Nonno is Ben's grandfather who lives in Italy, and he is a guest blogger.
Check out his "Where's Nonno?" in our archive!
|Nonno visited Mrs. Yollis' class while back in the United States.|
Nonno is a great photographer and travel guide!
Here is his new post about the cows in Courmayeur, Italy!
In the summer, the farmers take the cows high up in the mountain pastures where the grass is fresh and tender. The Fontina from the summer grass is best.
The end of the summer season is marked with a traditional celebration dear to the locals called "la désarpa". After a long summer spent in the high mountain pastures, at the foot of the highest peaks in Europe, the cows come to graze at the bottom of the valley during the fall until the snow arrives.
The cows walk through the villages, decorated with flowers and with all their lare bells ringing loudly. The children leave school to watch the parade through the village.
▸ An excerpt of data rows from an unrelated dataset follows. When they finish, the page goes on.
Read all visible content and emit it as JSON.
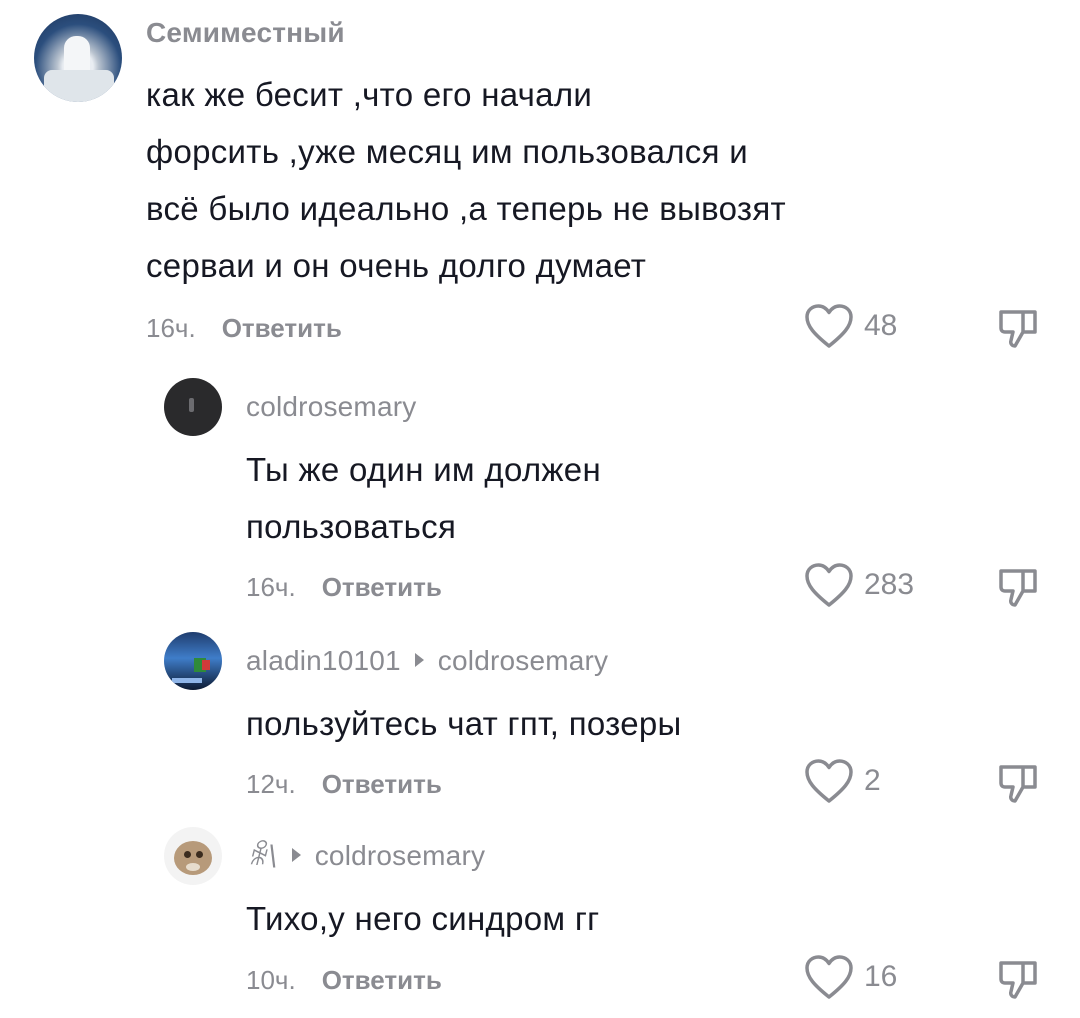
{
  "comments": [
    {
      "username": "Семиместный",
      "lines": [
        "как же бесит ,что его начали",
        "форсить ,уже месяц им пользовался и",
        "всё было идеально ,а теперь не вывозят",
        "серваи и он очень долго думает"
      ],
      "time": "16ч.",
      "reply_label": "Ответить",
      "likes": "48"
    }
  ],
  "replies": [
    {
      "username": "coldrosemary",
      "reply_to": "",
      "lines": [
        "Ты же один им должен",
        "пользоваться"
      ],
      "time": "16ч.",
      "reply_label": "Ответить",
      "likes": "283"
    },
    {
      "username": "aladin10101",
      "reply_to": "coldrosemary",
      "lines": [
        "пользуйтесь чат гпт, позеры"
      ],
      "time": "12ч.",
      "reply_label": "Ответить",
      "likes": "2"
    },
    {
      "username": "ꆜ\\",
      "reply_to": "coldrosemary",
      "lines": [
        "Тихо,у него синдром гг"
      ],
      "time": "10ч.",
      "reply_label": "Ответить",
      "likes": "16"
    }
  ],
  "icons": {
    "like": "heart-outline-icon",
    "dislike": "thumbs-down-icon",
    "reply_arrow": "triangle-right-icon"
  },
  "colors": {
    "text": "#161823",
    "muted": "#8a8b91",
    "background": "#ffffff"
  }
}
In the winter, the cows are inside the barns because of all the snow. While inside the cows eat hay. The cheese from the winter is good, but not as good as the summer cheese.
The battle of Queens, or as we call it the Battle of the Cows, is a folk event taking place in our Aosta Valley every year. Nearby countries of France and Switzerland have similar events.
The cows are paired off based on weight. Scraping the ground with their hoofs, pushing against or leaning onto the competitor's head, they mark their own territory; the encounter begins when one of the two challenges the other's space. The cows do not actually hurt each other.
The prizes for the winners are large bells hanging from a collar in richly worked leather, but the owner is happiest when the queen is in their barn.
The farmers that take care of the cows and make the Fontina also harvest chestnuts which they dry, store and eat with cream and honey.
|Cows and high pastures in the Alps|
A Presto - Nonno
Do you think you might like some Fontina or Chestnuts?
What do you think about the places our cows live?